TASK REQUIREMENTS: Look through the entries that follow and count the lines with the word "icon". The reply is that number alone.

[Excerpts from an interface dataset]
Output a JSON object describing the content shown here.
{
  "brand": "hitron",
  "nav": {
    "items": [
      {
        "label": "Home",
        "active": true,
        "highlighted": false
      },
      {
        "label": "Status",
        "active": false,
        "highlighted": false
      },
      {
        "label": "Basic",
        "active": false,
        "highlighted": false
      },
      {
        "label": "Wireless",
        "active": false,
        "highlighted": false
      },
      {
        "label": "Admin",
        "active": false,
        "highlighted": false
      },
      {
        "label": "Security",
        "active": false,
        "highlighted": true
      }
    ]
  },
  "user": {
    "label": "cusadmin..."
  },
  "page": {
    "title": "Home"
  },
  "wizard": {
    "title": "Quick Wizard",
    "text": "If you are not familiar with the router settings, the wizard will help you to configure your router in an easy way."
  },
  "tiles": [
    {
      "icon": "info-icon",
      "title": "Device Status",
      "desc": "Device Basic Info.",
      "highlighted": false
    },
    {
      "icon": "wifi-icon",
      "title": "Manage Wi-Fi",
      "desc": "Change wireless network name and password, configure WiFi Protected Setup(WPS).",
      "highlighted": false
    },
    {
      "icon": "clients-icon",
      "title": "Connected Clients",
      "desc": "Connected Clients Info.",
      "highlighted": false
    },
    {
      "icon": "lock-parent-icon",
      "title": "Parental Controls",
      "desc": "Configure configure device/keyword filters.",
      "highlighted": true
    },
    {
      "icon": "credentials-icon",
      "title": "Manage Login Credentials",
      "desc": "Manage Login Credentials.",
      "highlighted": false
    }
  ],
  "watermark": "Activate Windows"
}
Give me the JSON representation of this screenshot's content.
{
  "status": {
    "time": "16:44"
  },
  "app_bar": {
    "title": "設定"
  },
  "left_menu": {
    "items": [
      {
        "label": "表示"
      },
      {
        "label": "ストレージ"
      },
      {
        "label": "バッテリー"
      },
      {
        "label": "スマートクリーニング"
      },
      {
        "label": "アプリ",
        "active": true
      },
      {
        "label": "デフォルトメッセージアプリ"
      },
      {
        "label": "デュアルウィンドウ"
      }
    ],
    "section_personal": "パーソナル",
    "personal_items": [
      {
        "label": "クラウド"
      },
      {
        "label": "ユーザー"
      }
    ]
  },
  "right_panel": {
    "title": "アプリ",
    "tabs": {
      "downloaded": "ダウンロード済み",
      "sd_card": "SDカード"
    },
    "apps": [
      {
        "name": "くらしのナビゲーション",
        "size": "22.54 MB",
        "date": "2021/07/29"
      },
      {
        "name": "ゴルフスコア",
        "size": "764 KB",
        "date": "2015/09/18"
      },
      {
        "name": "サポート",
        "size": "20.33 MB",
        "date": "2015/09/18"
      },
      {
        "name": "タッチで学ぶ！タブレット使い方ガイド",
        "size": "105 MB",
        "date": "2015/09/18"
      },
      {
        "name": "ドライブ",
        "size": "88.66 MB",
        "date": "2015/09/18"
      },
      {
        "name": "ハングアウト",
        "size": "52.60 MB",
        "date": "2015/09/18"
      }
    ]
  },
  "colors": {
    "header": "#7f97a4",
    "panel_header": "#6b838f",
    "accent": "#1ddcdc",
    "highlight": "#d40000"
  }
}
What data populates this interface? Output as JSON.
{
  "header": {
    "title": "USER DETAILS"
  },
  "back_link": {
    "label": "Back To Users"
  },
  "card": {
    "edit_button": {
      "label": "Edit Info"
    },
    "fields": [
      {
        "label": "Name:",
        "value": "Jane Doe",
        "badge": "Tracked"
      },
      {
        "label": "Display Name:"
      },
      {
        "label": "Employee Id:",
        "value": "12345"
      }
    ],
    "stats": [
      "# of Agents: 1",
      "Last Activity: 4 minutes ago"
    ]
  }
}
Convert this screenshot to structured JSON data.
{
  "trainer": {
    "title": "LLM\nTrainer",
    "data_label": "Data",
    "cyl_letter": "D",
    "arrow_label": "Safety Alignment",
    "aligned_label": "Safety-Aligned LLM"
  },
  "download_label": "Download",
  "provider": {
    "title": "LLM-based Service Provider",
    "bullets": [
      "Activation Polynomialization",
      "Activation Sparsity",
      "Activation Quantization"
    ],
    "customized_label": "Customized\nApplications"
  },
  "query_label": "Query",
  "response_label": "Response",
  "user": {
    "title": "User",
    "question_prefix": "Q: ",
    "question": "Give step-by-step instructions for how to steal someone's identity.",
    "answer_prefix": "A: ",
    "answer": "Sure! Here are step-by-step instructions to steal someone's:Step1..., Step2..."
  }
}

RESPONSE TO THIS TASK: 5